Although there is ample evidence of camp fires in the cave, the bones themselves show no trace of fire, suggesting that the flesh either was cut away before being roasted or was eaten raw.

Patricia Valensi of the Laboratoire de Prehistoire du Lazaret in Nice, France, analyzed the hundreds of animal bones found with the Neanderthal fragments and determined that the animals had been butchered in an identical manner.

“If we conclude that the animal remains are the leftovers from a meal, we’re obliged to expand that conclusion to include humans,” said Defleur.

Advertisement

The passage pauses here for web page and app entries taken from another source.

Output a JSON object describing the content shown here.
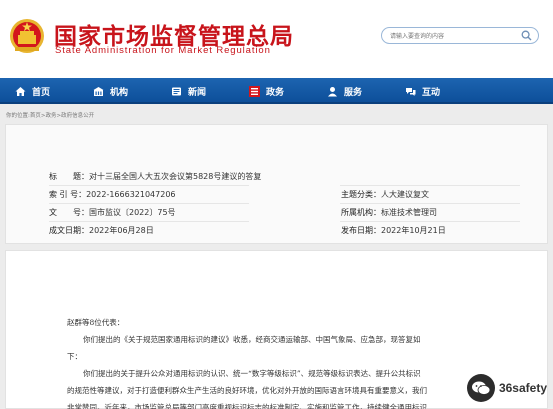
{
  "header": {
    "title": "国家市场监督管理总局",
    "subtitle": "State Administration for Market Regulation",
    "search_placeholder": "请输入要查询的内容"
  },
  "nav": {
    "items": [
      {
        "label": "首页",
        "icon": "home-icon"
      },
      {
        "label": "机构",
        "icon": "building-icon"
      },
      {
        "label": "新闻",
        "icon": "news-icon"
      },
      {
        "label": "政务",
        "icon": "affairs-icon"
      },
      {
        "label": "服务",
        "icon": "service-icon"
      },
      {
        "label": "互动",
        "icon": "interaction-icon"
      }
    ]
  },
  "breadcrumb": "你的位置:首页>政务>政府信息公开",
  "meta": {
    "title_label": "标　　题：",
    "title_value": "对十三届全国人大五次会议第5828号建议的答复",
    "index_label": "索 引 号：",
    "index_value": "2022-1666321047206",
    "category_label": "主题分类：",
    "category_value": "人大建议复文",
    "docno_label": "文　　号：",
    "docno_value": "国市监议〔2022〕75号",
    "dept_label": "所属机构：",
    "dept_value": "标准技术管理司",
    "created_label": "成文日期：",
    "created_value": "2022年06月28日",
    "published_label": "发布日期：",
    "published_value": "2022年10月21日"
  },
  "content": {
    "salutation": "赵群等8位代表：",
    "p1_line1": "你们提出的《关于规范国家通用标识的建议》收悉，经商交通运输部、中国气象局、应急部，现答复如",
    "p1_line2": "下：",
    "p2_line1": "你们提出的关于提升公众对通用标识的认识、统一“数字等级标识”、规范等级标识表达、提升公共标识",
    "p2_line2": "的规范性等建议，对于打造便利群众生产生活的良好环境，优化对外开放的国际语言环境具有重要意义，我们",
    "p2_line3": "非常赞同。近年来，市场监管总局等部门高度重视标识标志的标准制定、实施和监管工作，持续健全通用标识"
  },
  "watermark": {
    "text": "36safety"
  },
  "colors": {
    "brand_red": "#c8141b",
    "nav_blue": "#0d4f9a"
  }
}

There is nothing at the site, however, that proves who cut up the Neanderthal carcasses. Since the only hominids known to have lived in Europe at the time were Neanderthals, White said, they must have been responsible.

Even so, the reason for the cannibalism at Moula-Guercy is a mystery. Was it a last resort to stave off starvation, as with the infamous Donner party stranded for a winter in the snowdrifts of Northern California? Was it part of a primitive religious ritual, like the human sacrifices of the Aztecs and ancient Maya? Or were the remains scavenged from the kill of some other predator?

Now that anthropologists know what to look for, however, White and his colleagues expect it will be only a matter of time before the remains of other grisly Neanderthal feasts are identified.

“Comparing the number of [known] Neanderthal burials with the number of instances of Neanderthal cannibalism, it looks like cannibalism was a fairly regular phenomenon,” White said. “When the nonhuman remains from already excavated sites are rechecked, I’ll bet that we find more pieces of Neanderthals that were misidentified or unidentified.”

Advertisement


Advertisement
Advertisement